Exercise description: The reply should hold every line of the data, unchanged and complete.

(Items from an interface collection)
◆ ◆ ◆ ◆ ◆
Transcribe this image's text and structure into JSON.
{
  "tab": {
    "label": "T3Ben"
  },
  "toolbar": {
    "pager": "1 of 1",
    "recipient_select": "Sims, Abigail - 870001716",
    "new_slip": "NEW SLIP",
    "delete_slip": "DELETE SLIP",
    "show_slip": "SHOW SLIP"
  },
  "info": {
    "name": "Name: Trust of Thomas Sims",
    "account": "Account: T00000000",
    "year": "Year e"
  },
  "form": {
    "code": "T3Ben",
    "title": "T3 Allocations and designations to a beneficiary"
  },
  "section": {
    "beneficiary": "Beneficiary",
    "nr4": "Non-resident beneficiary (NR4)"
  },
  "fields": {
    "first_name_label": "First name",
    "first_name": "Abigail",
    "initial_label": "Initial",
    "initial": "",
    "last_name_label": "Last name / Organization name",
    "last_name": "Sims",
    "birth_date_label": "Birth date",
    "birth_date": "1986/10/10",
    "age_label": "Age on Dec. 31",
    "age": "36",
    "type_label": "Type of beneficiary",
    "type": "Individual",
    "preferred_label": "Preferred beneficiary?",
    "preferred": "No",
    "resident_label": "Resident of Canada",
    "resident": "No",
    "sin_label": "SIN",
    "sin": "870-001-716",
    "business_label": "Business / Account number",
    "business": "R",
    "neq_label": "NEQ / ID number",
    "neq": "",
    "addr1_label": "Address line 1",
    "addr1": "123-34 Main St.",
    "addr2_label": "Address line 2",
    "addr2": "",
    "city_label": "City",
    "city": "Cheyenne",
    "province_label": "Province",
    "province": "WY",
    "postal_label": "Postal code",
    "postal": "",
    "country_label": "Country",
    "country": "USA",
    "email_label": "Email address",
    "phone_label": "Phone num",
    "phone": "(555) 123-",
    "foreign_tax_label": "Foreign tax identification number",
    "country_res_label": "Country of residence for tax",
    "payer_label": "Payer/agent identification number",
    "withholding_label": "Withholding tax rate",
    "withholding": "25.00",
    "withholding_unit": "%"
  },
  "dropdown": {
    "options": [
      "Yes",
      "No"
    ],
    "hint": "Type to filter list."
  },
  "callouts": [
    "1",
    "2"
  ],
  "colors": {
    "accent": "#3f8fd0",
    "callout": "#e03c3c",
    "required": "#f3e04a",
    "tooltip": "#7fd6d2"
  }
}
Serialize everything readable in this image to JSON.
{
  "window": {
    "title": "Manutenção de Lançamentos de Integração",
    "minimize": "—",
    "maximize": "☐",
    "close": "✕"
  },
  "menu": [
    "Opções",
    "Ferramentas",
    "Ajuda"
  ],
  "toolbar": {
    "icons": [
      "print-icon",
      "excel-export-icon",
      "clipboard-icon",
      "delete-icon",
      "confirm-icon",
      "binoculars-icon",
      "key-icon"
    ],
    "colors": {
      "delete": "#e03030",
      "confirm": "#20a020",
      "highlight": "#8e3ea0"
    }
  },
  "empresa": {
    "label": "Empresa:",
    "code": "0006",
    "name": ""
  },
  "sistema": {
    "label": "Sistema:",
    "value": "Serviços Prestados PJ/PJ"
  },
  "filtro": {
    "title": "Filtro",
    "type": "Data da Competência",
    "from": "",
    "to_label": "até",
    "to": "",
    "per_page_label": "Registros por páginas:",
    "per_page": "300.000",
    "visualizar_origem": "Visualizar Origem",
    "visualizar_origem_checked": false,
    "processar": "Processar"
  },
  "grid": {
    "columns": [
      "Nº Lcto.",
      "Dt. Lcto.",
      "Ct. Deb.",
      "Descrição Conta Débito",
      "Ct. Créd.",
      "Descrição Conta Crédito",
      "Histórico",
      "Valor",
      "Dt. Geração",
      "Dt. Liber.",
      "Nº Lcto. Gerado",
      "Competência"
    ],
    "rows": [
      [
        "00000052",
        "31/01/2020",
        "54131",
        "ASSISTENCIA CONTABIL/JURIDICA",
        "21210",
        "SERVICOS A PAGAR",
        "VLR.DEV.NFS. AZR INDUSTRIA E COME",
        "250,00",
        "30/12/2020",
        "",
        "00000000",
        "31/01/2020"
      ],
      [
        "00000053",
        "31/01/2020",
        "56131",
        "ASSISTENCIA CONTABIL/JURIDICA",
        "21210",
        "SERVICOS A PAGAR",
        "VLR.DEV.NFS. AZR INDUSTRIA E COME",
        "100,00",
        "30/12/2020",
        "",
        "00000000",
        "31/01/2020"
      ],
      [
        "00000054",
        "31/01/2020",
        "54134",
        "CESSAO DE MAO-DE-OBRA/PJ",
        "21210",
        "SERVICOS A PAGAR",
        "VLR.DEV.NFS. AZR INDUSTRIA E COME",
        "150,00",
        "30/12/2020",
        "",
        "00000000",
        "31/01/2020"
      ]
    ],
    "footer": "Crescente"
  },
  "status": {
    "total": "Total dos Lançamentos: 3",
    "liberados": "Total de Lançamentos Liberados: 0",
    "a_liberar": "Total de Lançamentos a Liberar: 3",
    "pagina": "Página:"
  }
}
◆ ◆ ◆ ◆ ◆
Reply:
Transcribe this image's text and structure into JSON.
{
  "tab": {
    "label": "T3Ben"
  },
  "toolbar": {
    "pager": "1 of 1",
    "recipient_select": "Sims, Abigail - 870001716",
    "new_slip": "NEW SLIP",
    "delete_slip": "DELETE SLIP",
    "show_slip": "SHOW SLIP"
  },
  "info": {
    "name": "Name: Trust of Thomas Sims",
    "account": "Account: T00000000",
    "year": "Year e"
  },
  "form": {
    "code": "T3Ben",
    "title": "T3 Allocations and designations to a beneficiary"
  },
  "section": {
    "beneficiary": "Beneficiary",
    "nr4": "Non-resident beneficiary (NR4)"
  },
  "fields": {
    "first_name_label": "First name",
    "first_name": "Abigail",
    "initial_label": "Initial",
    "initial": "",
    "last_name_label": "Last name / Organization name",
    "last_name": "Sims",
    "birth_date_label": "Birth date",
    "birth_date": "1986/10/10",
    "age_label": "Age on Dec. 31",
    "age": "36",
    "type_label": "Type of beneficiary",
    "type": "Individual",
    "preferred_label": "Preferred beneficiary?",
    "preferred": "No",
    "resident_label": "Resident of Canada",
    "resident": "No",
    "sin_label": "SIN",
    "sin": "870-001-716",
    "business_label": "Business / Account number",
    "business": "R",
    "neq_label": "NEQ / ID number",
    "neq": "",
    "addr1_label": "Address line 1",
    "addr1": "123-34 Main St.",
    "addr2_label": "Address line 2",
    "addr2": "",
    "city_label": "City",
    "city": "Cheyenne",
    "province_label": "Province",
    "province": "WY",
    "postal_label": "Postal code",
    "postal": "",
    "country_label": "Country",
    "country": "USA",
    "email_label": "Email address",
    "phone_label": "Phone num",
    "phone": "(555) 123-",
    "foreign_tax_label": "Foreign tax identification number",
    "country_res_label": "Country of residence for tax",
    "payer_label": "Payer/agent identification number",
    "withholding_label": "Withholding tax rate",
    "withholding": "25.00",
    "withholding_unit": "%"
  },
  "dropdown": {
    "options": [
      "Yes",
      "No"
    ],
    "hint": "Type to filter list."
  },
  "callouts": [
    "1",
    "2"
  ],
  "colors": {
    "accent": "#3f8fd0",
    "callout": "#e03c3c",
    "required": "#f3e04a",
    "tooltip": "#7fd6d2"
  }
}
Serialize everything readable in this image to JSON.
{
  "window": {
    "title": "Manutenção de Lançamentos de Integração",
    "minimize": "—",
    "maximize": "☐",
    "close": "✕"
  },
  "menu": [
    "Opções",
    "Ferramentas",
    "Ajuda"
  ],
  "toolbar": {
    "icons": [
      "print-icon",
      "excel-export-icon",
      "clipboard-icon",
      "delete-icon",
      "confirm-icon",
      "binoculars-icon",
      "key-icon"
    ],
    "colors": {
      "delete": "#e03030",
      "confirm": "#20a020",
      "highlight": "#8e3ea0"
    }
  },
  "empresa": {
    "label": "Empresa:",
    "code": "0006",
    "name": ""
  },
  "sistema": {
    "label": "Sistema:",
    "value": "Serviços Prestados PJ/PJ"
  },
  "filtro": {
    "title": "Filtro",
    "type": "Data da Competência",
    "from": "",
    "to_label": "até",
    "to": "",
    "per_page_label": "Registros por páginas:",
    "per_page": "300.000",
    "visualizar_origem": "Visualizar Origem",
    "visualizar_origem_checked": false,
    "processar": "Processar"
  },
  "grid": {
    "columns": [
      "Nº Lcto.",
      "Dt. Lcto.",
      "Ct. Deb.",
      "Descrição Conta Débito",
      "Ct. Créd.",
      "Descrição Conta Crédito",
      "Histórico",
      "Valor",
      "Dt. Geração",
      "Dt. Liber.",
      "Nº Lcto. Gerado",
      "Competência"
    ],
    "rows": [
      [
        "00000052",
        "31/01/2020",
        "54131",
        "ASSISTENCIA CONTABIL/JURIDICA",
        "21210",
        "SERVICOS A PAGAR",
        "VLR.DEV.NFS. AZR INDUSTRIA E COME",
        "250,00",
        "30/12/2020",
        "",
        "00000000",
        "31/01/2020"
      ],
      [
        "00000053",
        "31/01/2020",
        "56131",
        "ASSISTENCIA CONTABIL/JURIDICA",
        "21210",
        "SERVICOS A PAGAR",
        "VLR.DEV.NFS. AZR INDUSTRIA E COME",
        "100,00",
        "30/12/2020",
        "",
        "00000000",
        "31/01/2020"
      ],
      [
        "00000054",
        "31/01/2020",
        "54134",
        "CESSAO DE MAO-DE-OBRA/PJ",
        "21210",
        "SERVICOS A PAGAR",
        "VLR.DEV.NFS. AZR INDUSTRIA E COME",
        "150,00",
        "30/12/2020",
        "",
        "00000000",
        "31/01/2020"
      ]
    ],
    "footer": "Crescente"
  },
  "status": {
    "total": "Total dos Lançamentos: 3",
    "liberados": "Total de Lançamentos Liberados: 0",
    "a_liberar": "Total de Lançamentos a Liberar: 3",
    "pagina": "Página:"
  }
}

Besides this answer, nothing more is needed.